Problem requirements.
This task calls for copying each line below that contains "JSON".

(Interface dataset entries)
- Opening Delimiter -
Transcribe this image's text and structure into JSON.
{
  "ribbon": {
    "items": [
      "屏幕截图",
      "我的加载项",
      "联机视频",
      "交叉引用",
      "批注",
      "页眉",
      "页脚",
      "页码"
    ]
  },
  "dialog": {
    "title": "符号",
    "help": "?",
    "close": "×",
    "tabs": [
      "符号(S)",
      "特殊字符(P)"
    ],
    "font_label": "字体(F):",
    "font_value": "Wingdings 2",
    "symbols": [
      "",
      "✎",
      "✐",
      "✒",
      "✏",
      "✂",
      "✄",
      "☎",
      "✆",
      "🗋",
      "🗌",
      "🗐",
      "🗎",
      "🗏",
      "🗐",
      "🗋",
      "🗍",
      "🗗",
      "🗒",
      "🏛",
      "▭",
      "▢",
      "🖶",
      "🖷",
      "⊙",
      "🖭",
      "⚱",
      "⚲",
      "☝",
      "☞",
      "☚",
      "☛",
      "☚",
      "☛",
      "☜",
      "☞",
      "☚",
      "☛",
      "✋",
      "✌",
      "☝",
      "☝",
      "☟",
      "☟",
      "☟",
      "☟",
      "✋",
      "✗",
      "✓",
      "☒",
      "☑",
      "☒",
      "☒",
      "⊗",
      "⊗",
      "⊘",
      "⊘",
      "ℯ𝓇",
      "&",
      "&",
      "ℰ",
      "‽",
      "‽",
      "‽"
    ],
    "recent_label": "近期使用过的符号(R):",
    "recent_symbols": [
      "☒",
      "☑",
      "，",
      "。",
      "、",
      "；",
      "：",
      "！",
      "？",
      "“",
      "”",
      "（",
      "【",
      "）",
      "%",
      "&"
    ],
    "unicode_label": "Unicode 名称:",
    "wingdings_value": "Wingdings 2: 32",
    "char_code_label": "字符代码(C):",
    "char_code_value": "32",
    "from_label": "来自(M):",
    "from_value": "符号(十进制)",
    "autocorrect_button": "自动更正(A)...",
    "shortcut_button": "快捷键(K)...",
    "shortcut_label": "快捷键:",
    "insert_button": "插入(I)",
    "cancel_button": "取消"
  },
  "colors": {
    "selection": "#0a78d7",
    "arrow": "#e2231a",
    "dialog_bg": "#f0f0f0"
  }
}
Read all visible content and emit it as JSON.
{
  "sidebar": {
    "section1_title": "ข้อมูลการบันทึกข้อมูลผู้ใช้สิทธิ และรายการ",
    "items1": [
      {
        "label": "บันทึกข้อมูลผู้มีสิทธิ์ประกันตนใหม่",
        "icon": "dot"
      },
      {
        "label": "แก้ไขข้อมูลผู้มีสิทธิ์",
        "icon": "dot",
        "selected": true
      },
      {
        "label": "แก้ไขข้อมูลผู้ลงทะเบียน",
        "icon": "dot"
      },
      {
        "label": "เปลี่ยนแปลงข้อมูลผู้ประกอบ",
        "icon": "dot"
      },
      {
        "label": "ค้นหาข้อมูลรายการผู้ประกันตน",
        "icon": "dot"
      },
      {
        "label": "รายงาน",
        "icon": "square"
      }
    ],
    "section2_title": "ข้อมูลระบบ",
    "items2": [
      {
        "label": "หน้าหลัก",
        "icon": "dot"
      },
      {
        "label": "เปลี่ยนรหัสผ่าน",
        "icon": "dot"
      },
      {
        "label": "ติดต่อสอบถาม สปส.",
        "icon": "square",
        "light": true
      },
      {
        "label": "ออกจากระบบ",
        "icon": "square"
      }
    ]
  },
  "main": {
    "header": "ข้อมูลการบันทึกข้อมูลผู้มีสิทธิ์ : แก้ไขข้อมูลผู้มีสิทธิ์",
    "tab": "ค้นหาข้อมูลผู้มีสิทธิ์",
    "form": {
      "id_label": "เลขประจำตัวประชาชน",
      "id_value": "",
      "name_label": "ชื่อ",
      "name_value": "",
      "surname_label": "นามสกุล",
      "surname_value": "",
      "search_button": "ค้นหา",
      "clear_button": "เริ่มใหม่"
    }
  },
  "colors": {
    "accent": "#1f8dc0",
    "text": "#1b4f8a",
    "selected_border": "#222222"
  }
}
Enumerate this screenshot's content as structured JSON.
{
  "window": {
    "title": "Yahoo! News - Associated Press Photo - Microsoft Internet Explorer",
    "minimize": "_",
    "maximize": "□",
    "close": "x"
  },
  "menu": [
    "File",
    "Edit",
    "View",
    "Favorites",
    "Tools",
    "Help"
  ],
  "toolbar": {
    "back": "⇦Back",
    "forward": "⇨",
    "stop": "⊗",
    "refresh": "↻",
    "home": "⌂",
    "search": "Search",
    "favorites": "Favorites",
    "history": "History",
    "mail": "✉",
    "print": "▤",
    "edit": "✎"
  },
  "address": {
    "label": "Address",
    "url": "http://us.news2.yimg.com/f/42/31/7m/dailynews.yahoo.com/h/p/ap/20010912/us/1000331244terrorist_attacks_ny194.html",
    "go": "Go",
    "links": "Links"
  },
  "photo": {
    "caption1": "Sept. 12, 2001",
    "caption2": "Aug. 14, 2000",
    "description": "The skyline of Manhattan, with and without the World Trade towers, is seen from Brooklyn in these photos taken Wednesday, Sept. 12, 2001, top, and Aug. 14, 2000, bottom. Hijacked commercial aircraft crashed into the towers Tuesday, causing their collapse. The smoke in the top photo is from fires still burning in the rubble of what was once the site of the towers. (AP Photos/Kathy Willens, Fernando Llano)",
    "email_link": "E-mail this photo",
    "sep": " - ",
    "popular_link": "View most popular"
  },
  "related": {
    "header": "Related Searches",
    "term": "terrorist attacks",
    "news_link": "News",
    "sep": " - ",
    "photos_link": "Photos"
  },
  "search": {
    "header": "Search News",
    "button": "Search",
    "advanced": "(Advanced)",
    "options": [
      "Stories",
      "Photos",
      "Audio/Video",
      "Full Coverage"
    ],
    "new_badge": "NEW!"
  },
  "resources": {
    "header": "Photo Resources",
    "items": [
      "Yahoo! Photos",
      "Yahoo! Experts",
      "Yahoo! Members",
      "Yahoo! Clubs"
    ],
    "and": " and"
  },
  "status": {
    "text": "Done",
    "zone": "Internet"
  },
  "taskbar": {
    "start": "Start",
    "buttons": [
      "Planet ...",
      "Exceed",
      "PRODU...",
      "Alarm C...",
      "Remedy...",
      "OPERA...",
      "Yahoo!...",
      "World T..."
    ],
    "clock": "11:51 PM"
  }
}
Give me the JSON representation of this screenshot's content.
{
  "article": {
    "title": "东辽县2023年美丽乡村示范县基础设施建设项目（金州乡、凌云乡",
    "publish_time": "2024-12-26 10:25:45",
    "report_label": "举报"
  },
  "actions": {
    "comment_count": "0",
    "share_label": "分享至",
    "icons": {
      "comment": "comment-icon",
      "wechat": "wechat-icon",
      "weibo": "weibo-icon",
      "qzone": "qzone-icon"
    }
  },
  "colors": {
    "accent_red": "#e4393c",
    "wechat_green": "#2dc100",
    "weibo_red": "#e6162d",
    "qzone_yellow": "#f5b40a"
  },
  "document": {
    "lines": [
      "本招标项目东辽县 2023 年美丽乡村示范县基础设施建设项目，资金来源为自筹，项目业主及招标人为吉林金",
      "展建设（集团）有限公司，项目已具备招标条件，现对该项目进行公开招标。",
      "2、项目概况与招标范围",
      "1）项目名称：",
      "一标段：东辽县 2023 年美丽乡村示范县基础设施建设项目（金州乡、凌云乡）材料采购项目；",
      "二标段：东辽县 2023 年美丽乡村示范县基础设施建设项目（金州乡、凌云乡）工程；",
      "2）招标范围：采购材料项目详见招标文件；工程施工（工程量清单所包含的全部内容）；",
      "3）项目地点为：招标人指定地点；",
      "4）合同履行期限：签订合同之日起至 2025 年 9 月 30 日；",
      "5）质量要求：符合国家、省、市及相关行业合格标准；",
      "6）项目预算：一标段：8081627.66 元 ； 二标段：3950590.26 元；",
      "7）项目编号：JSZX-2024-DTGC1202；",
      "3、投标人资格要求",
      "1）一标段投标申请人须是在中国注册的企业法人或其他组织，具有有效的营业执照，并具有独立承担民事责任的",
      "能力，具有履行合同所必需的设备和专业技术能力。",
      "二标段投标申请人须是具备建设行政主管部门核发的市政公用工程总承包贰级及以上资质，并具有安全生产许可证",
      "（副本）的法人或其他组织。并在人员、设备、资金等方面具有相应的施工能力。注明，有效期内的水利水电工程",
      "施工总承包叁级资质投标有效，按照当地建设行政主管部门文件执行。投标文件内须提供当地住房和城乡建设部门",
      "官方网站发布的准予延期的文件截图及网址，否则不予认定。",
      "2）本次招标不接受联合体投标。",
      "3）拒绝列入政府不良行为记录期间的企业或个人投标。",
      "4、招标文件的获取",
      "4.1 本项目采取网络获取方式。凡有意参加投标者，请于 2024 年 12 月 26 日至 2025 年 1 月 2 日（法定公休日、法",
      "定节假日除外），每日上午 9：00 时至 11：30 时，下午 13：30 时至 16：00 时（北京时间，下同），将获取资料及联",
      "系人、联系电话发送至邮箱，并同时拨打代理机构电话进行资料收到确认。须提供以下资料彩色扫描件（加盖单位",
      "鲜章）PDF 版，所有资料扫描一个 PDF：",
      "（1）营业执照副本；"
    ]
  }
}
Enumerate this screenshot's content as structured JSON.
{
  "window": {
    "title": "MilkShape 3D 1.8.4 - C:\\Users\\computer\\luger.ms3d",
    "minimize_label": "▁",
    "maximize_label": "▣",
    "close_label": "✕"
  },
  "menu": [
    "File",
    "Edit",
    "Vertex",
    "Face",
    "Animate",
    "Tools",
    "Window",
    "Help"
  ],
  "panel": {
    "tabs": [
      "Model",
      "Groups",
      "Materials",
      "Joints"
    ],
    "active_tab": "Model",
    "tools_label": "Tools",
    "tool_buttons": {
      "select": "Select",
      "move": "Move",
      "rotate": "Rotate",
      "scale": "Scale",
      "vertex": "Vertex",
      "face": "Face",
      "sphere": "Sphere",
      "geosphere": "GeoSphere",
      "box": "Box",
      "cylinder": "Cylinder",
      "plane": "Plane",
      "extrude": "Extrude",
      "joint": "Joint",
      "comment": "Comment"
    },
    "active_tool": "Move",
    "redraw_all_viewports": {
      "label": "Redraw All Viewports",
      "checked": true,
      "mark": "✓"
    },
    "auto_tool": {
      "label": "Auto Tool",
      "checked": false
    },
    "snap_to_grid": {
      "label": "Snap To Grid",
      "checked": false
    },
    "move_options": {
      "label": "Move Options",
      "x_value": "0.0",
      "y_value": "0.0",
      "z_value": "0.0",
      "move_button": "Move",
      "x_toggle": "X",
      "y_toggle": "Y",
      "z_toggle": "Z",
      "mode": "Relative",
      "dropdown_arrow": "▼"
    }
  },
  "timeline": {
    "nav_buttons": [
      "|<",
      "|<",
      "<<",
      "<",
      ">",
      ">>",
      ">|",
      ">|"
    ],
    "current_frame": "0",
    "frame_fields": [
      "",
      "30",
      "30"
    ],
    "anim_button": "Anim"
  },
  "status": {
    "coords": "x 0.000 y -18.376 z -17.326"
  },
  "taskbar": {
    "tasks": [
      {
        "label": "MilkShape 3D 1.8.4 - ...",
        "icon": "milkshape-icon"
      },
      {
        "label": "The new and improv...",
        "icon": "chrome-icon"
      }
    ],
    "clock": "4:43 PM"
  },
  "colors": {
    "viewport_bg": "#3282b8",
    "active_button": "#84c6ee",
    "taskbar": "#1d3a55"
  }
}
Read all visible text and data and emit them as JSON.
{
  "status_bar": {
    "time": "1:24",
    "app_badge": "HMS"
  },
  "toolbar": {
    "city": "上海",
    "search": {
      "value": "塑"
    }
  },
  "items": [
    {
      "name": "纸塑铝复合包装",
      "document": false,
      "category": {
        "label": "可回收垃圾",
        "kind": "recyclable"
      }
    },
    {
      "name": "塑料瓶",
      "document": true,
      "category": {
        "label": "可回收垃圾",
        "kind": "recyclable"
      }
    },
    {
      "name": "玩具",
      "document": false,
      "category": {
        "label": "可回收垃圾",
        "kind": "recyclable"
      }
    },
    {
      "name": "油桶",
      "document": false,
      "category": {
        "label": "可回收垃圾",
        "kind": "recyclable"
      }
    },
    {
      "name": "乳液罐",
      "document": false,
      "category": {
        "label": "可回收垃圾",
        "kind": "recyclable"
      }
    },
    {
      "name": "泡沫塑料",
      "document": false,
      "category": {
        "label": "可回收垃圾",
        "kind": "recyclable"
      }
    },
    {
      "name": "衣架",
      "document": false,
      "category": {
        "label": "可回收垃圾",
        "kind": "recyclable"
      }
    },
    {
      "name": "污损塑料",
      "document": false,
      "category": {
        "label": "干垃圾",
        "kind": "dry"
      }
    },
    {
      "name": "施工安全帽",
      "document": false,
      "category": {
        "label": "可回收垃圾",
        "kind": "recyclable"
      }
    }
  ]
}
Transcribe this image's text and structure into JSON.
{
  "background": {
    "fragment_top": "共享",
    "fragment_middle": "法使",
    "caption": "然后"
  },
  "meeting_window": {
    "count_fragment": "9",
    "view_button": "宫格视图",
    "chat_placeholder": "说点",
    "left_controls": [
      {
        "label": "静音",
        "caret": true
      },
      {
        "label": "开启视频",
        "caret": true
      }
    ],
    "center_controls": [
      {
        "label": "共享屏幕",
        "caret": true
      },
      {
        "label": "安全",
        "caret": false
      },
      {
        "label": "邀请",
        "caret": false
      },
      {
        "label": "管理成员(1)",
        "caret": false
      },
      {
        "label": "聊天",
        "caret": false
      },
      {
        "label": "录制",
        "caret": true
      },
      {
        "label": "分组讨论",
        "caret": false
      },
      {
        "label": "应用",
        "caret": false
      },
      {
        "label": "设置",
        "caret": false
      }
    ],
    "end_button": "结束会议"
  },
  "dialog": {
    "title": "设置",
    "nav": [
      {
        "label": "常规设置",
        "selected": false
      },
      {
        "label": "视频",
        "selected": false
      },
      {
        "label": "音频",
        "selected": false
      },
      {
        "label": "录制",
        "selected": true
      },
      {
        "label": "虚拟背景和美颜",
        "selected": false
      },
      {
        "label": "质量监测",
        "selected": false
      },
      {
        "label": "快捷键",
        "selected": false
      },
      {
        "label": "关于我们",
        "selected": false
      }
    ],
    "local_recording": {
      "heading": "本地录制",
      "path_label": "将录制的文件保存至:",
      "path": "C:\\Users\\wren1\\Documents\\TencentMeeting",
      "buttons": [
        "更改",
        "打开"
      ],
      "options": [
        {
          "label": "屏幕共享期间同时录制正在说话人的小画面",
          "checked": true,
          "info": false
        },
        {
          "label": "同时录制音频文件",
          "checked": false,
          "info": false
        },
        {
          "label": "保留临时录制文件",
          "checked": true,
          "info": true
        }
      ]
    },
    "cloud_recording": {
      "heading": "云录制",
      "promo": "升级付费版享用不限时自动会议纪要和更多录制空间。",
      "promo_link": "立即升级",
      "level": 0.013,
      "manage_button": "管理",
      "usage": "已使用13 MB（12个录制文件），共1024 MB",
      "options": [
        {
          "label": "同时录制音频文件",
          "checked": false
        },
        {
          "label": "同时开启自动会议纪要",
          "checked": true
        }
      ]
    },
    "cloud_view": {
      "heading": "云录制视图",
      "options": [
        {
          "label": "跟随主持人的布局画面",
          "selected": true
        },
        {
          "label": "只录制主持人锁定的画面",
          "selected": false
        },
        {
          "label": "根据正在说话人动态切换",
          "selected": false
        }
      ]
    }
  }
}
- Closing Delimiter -
Solution to this problem.
Transcribe this image's text and structure into JSON.
Read all visible content and emit it as JSON.
Enumerate this screenshot's content as structured JSON.
Give me the JSON representation of this screenshot's content.
Enumerate this screenshot's content as structured JSON.
Read all visible text and data and emit them as JSON.
Transcribe this image's text and structure into JSON.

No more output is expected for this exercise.